August 3, 2007

Electronic Voting? Just Say "No"

Because Ka-Ping Yee was involved, and because I have a professional interest in information security, I have been keeping my eye on the California Secretary of State's investigation into electronic voting machines. I'm afraid the initial results are not at all promising for the future of American democracy. Here's the most telling quote from the source code review of the Sequoia system:
Of particular concern is that virtually every software mechanism related to counting votes is exposed, directly or indirectly, to compromise through tampering with equipment that is deployed in the field. In many cases, tampering sufficient to cause compromise requires only brief physical access and may leave behind little or no evidence.
This is hardly a surprise to those who have studied computer intrusion techniques, but clearly wasn't taken into account by the system's designers. The list of vulnerabilities makes me wonder whether the people who designed the system actually had any security training at all. Yet I just know, before I look for it, that the inevitable response of the vendors involved will be to try to minimize the impact of the security issues, just like Microsoft used to (they know better now).
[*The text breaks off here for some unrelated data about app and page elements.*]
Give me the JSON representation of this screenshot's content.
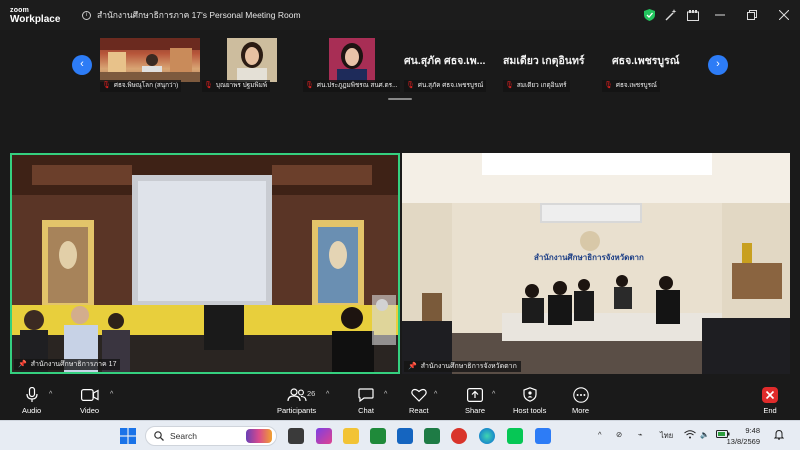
{
  "app": {
    "logo_line1": "zoom",
    "logo_line2": "Workplace",
    "window_title": "สำนักงานศึกษาธิการภาค 17's Personal Meeting Room"
  },
  "strip": {
    "prev_label": "‹",
    "next_label": "›",
    "thumbnails": [
      {
        "name": "ศธจ.พิษณุโลก (สนุกว่า)"
      },
      {
        "name": "บุณยาพร ปฐมพิมพ์"
      },
      {
        "name": "ศน.ประภูฏมพิชรณ สนศ.ตร..."
      },
      {
        "name": "ศน.สุภัค ศธจ.เพชรบูรณ์",
        "big_label": "ศน.สุภัค ศธจ.เพ..."
      },
      {
        "name": "สมเดียว เกตุอินทร์",
        "big_label": "สมเดียว เกตุอินทร์"
      },
      {
        "name": "ศธจ.เพชรบูรณ์",
        "big_label": "ศธจ.เพชรบูรณ์"
      }
    ]
  },
  "tiles": {
    "left_label": "สำนักงานศึกษาธิการภาค 17",
    "right_label": "สำนักงานศึกษาธิการจังหวัดตาก",
    "right_banner": "สำนักงานศึกษาธิการจังหวัดตาก"
  },
  "toolbar": {
    "audio": "Audio",
    "video": "Video",
    "participants": "Participants",
    "participants_count": "26",
    "chat": "Chat",
    "react": "React",
    "share": "Share",
    "host_tools": "Host tools",
    "more": "More",
    "end": "End"
  },
  "taskbar": {
    "search_placeholder": "Search",
    "language": "ไทย",
    "time": "9:48",
    "date": "13/8/2569"
  },
  "colors": {
    "accent_blue": "#2d7cf6",
    "active_speaker": "#35d07f",
    "end_red": "#e02b2b",
    "mic_off_red": "#e02020"
  }
}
As far as the voting public is concerned all of this might just as well not have happened, since they are neither educated nor encouraged to value their participation in democracy. As a result I fully expect that electronic voting systems of dubious security and with no paper audit trail will be even more widely deployed in the next election, with the result that victory will go to the least scrupulous, and no challeneg will be mounted by an apathetic populace.

The depressing thing is that the majority of voters (hey, aren't they supposed to decide who gets elected?) would rather leave the dirty business of politics to someone else. It's easier to keep their heads buried in the sand than engage with the endemic corruption of the democratic process. Perhaps you really do get the government you deserve.

Because I live in the USA I can't really claim to be disinterested, but for the record I am at present merely a disenfranchised immigrant. So I am asking all the citizens I know to take an interest in these issues and force the politicos and bureaucrats to implement a more rigorous and respectful approach to secure voting. There would be a real value to open source voting machines.

3 comments:

john said...

Steve,

I agree with you. But since you stepped to the podium first I let you lead the charge :)

But seriously, I do believe that there is enough interest in the software community that is the call rang out that an effort could be mounted in very short order to produce the code that was not only secure but cross platform compatible. Smells like a Pythonic opportunity doesn't it? Maybe the EFF should lead the charge? They have sufficient standing to get the traction for such an effort mobilized.

Oh and don't be too down on the body politic. The Founders designed the system relatively fool proof. They also I believe realized that politics is not the ration-de-jeure for America hence we only vote every 4 years generally rather than annually. Most folks are just too busy trying to make a living.

Go to the water cooler and ask a political opinion. Most aren't shy, they all have one. So its not lack of interest, just time.

Ken said...

Steve,

It's way too late. There hasn't been an honest national election in at least 50 years - and probably for longer than that.

Even if the elections were 'fair', it wouldn't make a whole lot of difference. The majority of national-level elections are decided on media-created buzz, bought by the candidates. There's an incredible disconnect between what people believe and who they vote for. (The pollsters don't help either - reading the texts of the questions make it quite clear that they're looking to get specific answers.)

Yes, we've gotten the government we deserve, God help us all.

Steve said...

Well, given President Bush's latest attack on civil liberties we have to assume that the "land of the free and the home of the brave" has become the land of the oppressed and the home of the fearful.

It's really sad - America has such potential, but in practice is an object lesson in how to abuse power and render the populace politically impotent.